Activity —
While reading through the material below, copy each line that holds the word "choose".

Extracted data below:

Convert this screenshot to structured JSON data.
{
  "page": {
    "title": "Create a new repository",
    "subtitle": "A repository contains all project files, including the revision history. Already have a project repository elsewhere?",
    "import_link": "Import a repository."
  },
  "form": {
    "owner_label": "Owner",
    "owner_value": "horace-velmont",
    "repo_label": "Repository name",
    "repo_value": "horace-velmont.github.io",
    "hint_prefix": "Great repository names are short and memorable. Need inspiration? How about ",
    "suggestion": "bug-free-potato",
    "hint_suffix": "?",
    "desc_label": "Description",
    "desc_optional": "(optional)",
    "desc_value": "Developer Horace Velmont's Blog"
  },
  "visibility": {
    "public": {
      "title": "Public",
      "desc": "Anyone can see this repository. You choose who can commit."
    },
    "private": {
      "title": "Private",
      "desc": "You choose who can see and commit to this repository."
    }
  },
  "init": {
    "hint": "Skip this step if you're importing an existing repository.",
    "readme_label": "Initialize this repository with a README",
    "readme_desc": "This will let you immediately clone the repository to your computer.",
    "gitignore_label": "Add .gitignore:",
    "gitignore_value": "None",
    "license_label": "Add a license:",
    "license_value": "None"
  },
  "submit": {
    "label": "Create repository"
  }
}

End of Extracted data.

Task solution —
      "desc": "Anyone can see this repository. You choose who can commit."
      "desc": "You choose who can see and commit to this repository."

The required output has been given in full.